ARTICLE | doi:10.20944/preprints202209.0262.v1
Subject: Medicine & Pharmacology, Other Keywords: Lymphocytes; liver function biomarkers; WBCs; and CRP
Online: 19 September 2022 (05:28:34 CEST)
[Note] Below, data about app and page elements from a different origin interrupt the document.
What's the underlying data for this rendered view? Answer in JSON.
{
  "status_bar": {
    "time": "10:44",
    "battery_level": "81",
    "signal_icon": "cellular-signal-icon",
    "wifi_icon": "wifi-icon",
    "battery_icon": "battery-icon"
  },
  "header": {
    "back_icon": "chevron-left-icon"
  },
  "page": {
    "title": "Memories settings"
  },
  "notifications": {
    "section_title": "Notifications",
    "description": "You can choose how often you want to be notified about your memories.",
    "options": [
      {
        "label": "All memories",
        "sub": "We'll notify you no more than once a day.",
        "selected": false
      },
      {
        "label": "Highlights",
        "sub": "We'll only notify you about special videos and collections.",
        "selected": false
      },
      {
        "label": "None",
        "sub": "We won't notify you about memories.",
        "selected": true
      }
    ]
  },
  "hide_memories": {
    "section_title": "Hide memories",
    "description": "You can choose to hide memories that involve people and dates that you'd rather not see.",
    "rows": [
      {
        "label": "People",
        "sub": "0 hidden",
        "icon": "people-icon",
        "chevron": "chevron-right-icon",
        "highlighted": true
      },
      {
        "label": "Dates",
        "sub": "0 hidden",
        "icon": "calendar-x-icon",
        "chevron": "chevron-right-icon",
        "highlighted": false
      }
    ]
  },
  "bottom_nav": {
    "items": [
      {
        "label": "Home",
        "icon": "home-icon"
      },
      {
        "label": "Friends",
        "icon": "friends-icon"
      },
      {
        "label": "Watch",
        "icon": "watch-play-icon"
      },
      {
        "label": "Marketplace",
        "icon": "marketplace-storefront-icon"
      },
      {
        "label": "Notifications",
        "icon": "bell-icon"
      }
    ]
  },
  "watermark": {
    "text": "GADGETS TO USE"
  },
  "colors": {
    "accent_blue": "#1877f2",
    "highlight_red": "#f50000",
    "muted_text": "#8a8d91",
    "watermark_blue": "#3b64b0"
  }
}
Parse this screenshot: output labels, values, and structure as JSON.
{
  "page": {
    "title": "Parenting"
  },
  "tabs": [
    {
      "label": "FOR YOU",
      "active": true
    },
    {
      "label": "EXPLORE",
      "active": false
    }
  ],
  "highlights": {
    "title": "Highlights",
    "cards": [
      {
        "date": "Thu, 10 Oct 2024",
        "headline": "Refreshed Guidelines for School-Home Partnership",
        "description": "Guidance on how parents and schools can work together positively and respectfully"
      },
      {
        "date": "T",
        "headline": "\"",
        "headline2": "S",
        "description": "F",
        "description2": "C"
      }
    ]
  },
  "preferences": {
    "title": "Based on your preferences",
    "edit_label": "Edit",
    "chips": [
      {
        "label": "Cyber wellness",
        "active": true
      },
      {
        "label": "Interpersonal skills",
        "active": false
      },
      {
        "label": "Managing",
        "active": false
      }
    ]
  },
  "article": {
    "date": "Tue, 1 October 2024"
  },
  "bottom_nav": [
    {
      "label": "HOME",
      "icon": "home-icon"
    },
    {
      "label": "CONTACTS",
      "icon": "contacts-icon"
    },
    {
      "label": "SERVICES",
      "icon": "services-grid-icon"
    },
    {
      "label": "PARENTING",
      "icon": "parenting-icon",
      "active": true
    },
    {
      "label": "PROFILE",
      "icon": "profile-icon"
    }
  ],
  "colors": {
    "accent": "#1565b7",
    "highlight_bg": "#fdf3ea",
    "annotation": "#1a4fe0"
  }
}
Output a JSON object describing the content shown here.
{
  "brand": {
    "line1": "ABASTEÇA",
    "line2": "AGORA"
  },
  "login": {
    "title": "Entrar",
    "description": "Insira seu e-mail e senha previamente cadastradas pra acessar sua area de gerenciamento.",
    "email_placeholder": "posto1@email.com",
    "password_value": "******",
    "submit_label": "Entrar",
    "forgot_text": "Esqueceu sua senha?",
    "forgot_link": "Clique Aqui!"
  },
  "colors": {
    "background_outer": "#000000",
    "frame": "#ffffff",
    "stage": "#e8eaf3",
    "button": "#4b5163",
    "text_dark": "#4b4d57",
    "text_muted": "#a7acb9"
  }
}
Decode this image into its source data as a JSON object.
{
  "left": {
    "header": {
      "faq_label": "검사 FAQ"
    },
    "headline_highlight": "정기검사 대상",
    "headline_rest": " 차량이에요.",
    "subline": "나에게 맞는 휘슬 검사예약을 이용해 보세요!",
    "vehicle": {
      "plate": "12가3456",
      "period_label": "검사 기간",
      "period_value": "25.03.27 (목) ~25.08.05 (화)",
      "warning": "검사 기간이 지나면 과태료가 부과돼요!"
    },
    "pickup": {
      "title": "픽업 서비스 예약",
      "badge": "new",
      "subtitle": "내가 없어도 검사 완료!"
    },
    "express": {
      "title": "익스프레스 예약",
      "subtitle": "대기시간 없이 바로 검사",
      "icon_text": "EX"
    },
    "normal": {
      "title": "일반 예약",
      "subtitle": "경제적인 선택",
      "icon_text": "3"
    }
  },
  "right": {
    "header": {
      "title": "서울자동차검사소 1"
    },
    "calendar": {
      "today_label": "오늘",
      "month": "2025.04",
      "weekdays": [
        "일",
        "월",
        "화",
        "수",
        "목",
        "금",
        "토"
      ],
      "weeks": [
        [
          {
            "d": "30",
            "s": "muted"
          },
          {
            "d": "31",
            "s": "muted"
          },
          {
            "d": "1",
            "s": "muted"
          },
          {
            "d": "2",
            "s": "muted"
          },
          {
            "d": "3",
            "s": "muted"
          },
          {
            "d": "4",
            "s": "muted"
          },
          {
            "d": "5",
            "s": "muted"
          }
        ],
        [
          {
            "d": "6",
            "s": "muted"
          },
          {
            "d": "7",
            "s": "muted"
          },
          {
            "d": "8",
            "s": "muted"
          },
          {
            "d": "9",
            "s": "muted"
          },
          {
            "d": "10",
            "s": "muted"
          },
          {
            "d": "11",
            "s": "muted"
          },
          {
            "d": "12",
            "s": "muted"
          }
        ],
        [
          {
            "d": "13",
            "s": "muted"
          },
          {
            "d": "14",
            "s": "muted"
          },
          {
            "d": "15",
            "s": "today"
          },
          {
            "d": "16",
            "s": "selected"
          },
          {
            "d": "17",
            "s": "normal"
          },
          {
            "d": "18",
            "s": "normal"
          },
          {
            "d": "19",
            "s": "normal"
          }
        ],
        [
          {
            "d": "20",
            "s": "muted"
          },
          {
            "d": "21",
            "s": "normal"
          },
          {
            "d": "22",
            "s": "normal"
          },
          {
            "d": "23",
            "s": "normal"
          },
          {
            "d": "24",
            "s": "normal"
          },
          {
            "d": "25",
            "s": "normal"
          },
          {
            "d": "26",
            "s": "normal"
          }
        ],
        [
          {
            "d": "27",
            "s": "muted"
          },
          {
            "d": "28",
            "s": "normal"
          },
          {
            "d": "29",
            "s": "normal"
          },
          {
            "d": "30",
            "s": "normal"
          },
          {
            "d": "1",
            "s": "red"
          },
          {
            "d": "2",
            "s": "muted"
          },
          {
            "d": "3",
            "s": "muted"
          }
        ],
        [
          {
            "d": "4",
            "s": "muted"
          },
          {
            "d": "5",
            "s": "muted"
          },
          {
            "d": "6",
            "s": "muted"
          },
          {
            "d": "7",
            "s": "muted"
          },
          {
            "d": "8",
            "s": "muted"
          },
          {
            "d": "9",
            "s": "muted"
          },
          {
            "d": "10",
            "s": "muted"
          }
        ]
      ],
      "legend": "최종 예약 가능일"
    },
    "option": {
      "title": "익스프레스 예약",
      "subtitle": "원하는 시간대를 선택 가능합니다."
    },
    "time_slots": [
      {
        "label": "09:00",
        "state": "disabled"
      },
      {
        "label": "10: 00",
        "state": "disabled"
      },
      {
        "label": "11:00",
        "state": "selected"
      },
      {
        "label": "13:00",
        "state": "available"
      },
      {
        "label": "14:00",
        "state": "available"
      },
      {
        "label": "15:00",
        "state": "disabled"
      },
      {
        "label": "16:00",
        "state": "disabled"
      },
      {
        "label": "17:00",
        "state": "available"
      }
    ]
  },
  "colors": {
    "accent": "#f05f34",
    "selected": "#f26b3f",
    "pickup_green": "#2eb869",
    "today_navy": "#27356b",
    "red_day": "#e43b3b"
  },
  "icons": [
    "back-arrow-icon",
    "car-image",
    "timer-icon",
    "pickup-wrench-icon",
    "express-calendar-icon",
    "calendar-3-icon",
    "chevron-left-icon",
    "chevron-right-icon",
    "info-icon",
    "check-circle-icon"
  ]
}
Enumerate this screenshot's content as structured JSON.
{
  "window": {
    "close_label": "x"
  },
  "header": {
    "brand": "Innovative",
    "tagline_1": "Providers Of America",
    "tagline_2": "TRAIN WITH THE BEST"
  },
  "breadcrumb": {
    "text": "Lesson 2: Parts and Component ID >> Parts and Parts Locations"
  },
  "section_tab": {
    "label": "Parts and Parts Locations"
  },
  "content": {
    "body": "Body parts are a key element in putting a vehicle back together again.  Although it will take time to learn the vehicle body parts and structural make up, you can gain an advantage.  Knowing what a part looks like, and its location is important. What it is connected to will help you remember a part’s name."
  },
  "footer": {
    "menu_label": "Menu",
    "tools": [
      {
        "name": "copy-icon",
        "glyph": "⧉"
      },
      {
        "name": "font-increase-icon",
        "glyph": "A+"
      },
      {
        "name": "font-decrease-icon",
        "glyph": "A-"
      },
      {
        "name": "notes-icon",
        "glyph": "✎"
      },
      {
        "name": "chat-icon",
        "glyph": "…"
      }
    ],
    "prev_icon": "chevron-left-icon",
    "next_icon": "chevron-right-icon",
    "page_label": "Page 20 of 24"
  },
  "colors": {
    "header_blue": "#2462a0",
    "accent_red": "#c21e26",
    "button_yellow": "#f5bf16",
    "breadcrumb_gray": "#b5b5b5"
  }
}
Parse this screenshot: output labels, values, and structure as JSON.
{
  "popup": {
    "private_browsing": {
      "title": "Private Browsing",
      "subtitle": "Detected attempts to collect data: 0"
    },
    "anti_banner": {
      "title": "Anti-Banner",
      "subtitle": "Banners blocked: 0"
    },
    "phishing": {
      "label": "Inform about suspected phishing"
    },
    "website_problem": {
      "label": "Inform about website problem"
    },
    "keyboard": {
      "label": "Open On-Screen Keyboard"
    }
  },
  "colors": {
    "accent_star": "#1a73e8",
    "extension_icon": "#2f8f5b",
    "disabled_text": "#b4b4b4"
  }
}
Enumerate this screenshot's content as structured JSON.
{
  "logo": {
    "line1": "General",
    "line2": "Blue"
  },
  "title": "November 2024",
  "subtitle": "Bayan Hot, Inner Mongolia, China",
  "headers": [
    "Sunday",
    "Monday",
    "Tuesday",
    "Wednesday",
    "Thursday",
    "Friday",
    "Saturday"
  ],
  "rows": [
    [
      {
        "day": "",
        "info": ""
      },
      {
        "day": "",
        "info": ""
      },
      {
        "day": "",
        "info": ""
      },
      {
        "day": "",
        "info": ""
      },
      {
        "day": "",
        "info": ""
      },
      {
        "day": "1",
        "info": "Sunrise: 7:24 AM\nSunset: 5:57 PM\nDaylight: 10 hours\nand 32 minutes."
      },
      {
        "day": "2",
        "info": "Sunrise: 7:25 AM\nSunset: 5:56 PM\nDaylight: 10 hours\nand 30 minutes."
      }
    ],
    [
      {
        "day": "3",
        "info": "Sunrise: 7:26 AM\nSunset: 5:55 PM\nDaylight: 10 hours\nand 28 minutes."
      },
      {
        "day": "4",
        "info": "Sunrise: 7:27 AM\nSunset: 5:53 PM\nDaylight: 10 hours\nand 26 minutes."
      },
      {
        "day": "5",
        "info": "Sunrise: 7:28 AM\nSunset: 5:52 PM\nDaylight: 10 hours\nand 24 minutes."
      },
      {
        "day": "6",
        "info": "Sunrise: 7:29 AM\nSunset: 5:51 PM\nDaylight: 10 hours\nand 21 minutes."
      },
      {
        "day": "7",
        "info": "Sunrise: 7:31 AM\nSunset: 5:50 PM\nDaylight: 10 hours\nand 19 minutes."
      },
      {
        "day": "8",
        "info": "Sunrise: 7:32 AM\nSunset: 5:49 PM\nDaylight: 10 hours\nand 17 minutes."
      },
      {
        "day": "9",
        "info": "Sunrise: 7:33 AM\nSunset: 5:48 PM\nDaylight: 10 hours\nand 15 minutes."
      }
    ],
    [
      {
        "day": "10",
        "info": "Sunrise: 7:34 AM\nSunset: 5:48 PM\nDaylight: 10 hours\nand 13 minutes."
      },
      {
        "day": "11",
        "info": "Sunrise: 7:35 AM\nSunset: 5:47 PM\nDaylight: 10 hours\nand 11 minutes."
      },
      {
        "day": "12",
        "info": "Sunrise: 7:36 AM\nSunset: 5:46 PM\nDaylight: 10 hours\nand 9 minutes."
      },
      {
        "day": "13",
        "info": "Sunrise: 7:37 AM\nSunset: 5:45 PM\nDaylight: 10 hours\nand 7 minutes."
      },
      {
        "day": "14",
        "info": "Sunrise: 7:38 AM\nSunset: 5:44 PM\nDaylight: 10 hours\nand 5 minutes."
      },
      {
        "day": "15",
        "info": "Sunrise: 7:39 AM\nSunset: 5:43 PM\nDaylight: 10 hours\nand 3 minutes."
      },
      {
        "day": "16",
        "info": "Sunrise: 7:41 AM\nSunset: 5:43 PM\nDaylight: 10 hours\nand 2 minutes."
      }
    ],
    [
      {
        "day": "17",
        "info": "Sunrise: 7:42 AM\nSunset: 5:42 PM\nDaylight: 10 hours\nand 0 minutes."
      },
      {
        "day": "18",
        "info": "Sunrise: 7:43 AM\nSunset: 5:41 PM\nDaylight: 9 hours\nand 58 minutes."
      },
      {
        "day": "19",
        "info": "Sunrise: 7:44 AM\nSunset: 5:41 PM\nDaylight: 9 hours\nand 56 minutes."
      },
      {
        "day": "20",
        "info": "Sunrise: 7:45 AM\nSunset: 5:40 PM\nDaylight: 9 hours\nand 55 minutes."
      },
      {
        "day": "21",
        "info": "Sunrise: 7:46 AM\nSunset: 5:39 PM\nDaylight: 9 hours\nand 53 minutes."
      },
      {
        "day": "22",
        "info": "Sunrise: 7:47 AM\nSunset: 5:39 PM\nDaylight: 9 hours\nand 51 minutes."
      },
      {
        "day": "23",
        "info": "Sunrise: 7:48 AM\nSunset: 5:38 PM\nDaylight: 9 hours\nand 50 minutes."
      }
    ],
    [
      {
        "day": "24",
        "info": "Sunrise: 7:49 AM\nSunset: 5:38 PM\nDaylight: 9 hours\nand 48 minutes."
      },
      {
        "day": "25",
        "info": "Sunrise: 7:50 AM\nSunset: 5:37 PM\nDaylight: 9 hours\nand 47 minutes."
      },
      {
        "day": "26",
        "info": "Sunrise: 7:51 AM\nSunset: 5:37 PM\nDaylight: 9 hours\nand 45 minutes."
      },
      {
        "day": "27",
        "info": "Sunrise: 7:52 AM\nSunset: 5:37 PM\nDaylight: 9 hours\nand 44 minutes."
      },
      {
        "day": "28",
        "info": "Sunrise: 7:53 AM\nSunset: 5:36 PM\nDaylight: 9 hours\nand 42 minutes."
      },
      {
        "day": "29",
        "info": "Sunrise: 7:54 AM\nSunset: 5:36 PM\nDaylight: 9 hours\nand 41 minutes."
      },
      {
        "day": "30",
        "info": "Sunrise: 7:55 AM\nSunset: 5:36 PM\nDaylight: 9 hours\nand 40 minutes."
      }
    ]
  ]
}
Abstract Aim: The study aimed to evaluate the clinical laboratory features of moderate and severe COVID-19 patients among a cohort of the Egyptian population. The study also aimed to assess the accuracy—sensitivity, specificity, and area under the curve (AUC) of various detected parameters in predicting the severity of COVID-19 infection. Patients and methods: One hundred diagnosed COVID-19 patients and fifty healthy participants in total were involved in current study. COVID-19 patients were categorized based on how severe their symptoms into two groups. Estimates were made for serum levels of alanine aminotransferase (ALT), aspartate aminotransferase (AST), albumin, lactate dehydrogenase (LDH) and C-reactive protein (CRP) as well as white blood cells (WBCs) count, lymphocytes count, and hemoglobin content (Hb) content. Results: COVID-19 patients displayed increased serum levels of liver enzymes and CRP as well as WBCs count when compared to healthy individuals. On the other hand, Hb content, lymphocytes count, and albumin level fell in all COVID-19 patients. The severe group showed a statistically significant rise in liver enzymes, WBCs, and CRP levels, compared with moderate group. WBCs and lymphocytes counts were closely correlated with age, ALT, LDH, and CRP in all cases. WBCs and lymphocytes counts also had a negative correlation with albumin Level. Additionally, WBCs count, lymphocytes count, LDH activity and CRP level have higher AUC in severe than in moderate cases. WBCs count, LDH activity and CRP level have AUC above 0.80 in the severe group. Conclusion: The current investigation found a significant correlation between WBCs count, lymphocytes count, CRP level and liver injury in COVID-19 patients. WBCs count, lymphocytes count, LDH activity and CRP level were effective indicators for determining the severity of COVID-19.